> _WHAT YOU ARE ASKED TO DO_
Nothing but the images should be left out when the entries are restated word for word.

> _SOURCE DATA_
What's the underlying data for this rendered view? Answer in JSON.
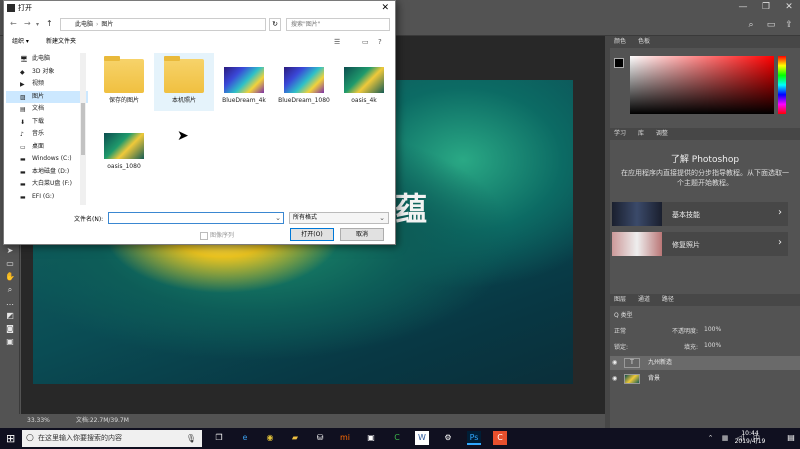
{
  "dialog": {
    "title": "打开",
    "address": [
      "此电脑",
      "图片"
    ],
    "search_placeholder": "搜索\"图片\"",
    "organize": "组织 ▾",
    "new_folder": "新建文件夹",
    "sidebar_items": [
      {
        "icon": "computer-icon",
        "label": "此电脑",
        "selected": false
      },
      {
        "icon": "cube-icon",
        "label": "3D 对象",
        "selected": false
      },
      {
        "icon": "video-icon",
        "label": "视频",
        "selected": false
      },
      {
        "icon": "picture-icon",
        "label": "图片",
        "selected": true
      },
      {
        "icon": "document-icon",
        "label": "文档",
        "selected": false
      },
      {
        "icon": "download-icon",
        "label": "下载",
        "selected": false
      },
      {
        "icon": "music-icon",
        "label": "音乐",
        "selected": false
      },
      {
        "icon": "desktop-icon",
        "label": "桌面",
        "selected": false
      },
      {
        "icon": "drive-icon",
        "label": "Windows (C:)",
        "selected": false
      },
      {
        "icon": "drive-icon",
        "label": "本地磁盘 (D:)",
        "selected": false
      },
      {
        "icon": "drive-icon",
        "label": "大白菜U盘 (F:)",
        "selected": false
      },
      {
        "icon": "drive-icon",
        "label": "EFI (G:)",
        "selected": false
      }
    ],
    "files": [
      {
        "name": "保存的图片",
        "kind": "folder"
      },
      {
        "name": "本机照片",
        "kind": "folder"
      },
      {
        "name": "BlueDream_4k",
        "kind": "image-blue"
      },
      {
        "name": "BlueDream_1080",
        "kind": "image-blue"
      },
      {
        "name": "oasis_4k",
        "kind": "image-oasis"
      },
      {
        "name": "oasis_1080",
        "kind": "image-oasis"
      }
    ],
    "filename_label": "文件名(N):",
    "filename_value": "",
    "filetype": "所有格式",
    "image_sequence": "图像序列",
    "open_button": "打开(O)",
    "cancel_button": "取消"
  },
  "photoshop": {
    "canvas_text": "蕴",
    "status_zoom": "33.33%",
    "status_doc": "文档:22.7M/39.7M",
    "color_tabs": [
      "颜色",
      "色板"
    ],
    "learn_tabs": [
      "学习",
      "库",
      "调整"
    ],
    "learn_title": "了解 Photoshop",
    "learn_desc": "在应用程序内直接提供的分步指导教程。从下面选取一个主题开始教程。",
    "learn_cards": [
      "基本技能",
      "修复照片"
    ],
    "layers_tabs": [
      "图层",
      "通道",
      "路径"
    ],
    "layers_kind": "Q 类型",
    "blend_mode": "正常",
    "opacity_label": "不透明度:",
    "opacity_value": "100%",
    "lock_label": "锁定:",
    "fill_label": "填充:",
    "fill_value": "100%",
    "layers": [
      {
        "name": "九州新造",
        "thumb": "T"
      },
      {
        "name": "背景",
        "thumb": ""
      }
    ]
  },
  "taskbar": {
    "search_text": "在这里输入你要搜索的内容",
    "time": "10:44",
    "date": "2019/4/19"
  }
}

> _TASK SOLUTION_
What's the underlying data for this rendered view? Answer in JSON.
{
  "dialog": {
    "title": "打开",
    "address": [
      "此电脑",
      "图片"
    ],
    "search_placeholder": "搜索\"图片\"",
    "organize": "组织 ▾",
    "new_folder": "新建文件夹",
    "sidebar_items": [
      {
        "icon": "computer-icon",
        "label": "此电脑",
        "selected": false
      },
      {
        "icon": "cube-icon",
        "label": "3D 对象",
        "selected": false
      },
      {
        "icon": "video-icon",
        "label": "视频",
        "selected": false
      },
      {
        "icon": "picture-icon",
        "label": "图片",
        "selected": true
      },
      {
        "icon": "document-icon",
        "label": "文档",
        "selected": false
      },
      {
        "icon": "download-icon",
        "label": "下载",
        "selected": false
      },
      {
        "icon": "music-icon",
        "label": "音乐",
        "selected": false
      },
      {
        "icon": "desktop-icon",
        "label": "桌面",
        "selected": false
      },
      {
        "icon": "drive-icon",
        "label": "Windows (C:)",
        "selected": false
      },
      {
        "icon": "drive-icon",
        "label": "本地磁盘 (D:)",
        "selected": false
      },
      {
        "icon": "drive-icon",
        "label": "大白菜U盘 (F:)",
        "selected": false
      },
      {
        "icon": "drive-icon",
        "label": "EFI (G:)",
        "selected": false
      }
    ],
    "files": [
      {
        "name": "保存的图片",
        "kind": "folder"
      },
      {
        "name": "本机照片",
        "kind": "folder"
      },
      {
        "name": "BlueDream_4k",
        "kind": "image-blue"
      },
      {
        "name": "BlueDream_1080",
        "kind": "image-blue"
      },
      {
        "name": "oasis_4k",
        "kind": "image-oasis"
      },
      {
        "name": "oasis_1080",
        "kind": "image-oasis"
      }
    ],
    "filename_label": "文件名(N):",
    "filename_value": "",
    "filetype": "所有格式",
    "image_sequence": "图像序列",
    "open_button": "打开(O)",
    "cancel_button": "取消"
  },
  "photoshop": {
    "canvas_text": "蕴",
    "status_zoom": "33.33%",
    "status_doc": "文档:22.7M/39.7M",
    "color_tabs": [
      "颜色",
      "色板"
    ],
    "learn_tabs": [
      "学习",
      "库",
      "调整"
    ],
    "learn_title": "了解 Photoshop",
    "learn_desc": "在应用程序内直接提供的分步指导教程。从下面选取一个主题开始教程。",
    "learn_cards": [
      "基本技能",
      "修复照片"
    ],
    "layers_tabs": [
      "图层",
      "通道",
      "路径"
    ],
    "layers_kind": "Q 类型",
    "blend_mode": "正常",
    "opacity_label": "不透明度:",
    "opacity_value": "100%",
    "lock_label": "锁定:",
    "fill_label": "填充:",
    "fill_value": "100%",
    "layers": [
      {
        "name": "九州新造",
        "thumb": "T"
      },
      {
        "name": "背景",
        "thumb": ""
      }
    ]
  },
  "taskbar": {
    "search_text": "在这里输入你要搜索的内容",
    "time": "10:44",
    "date": "2019/4/19"
  }
}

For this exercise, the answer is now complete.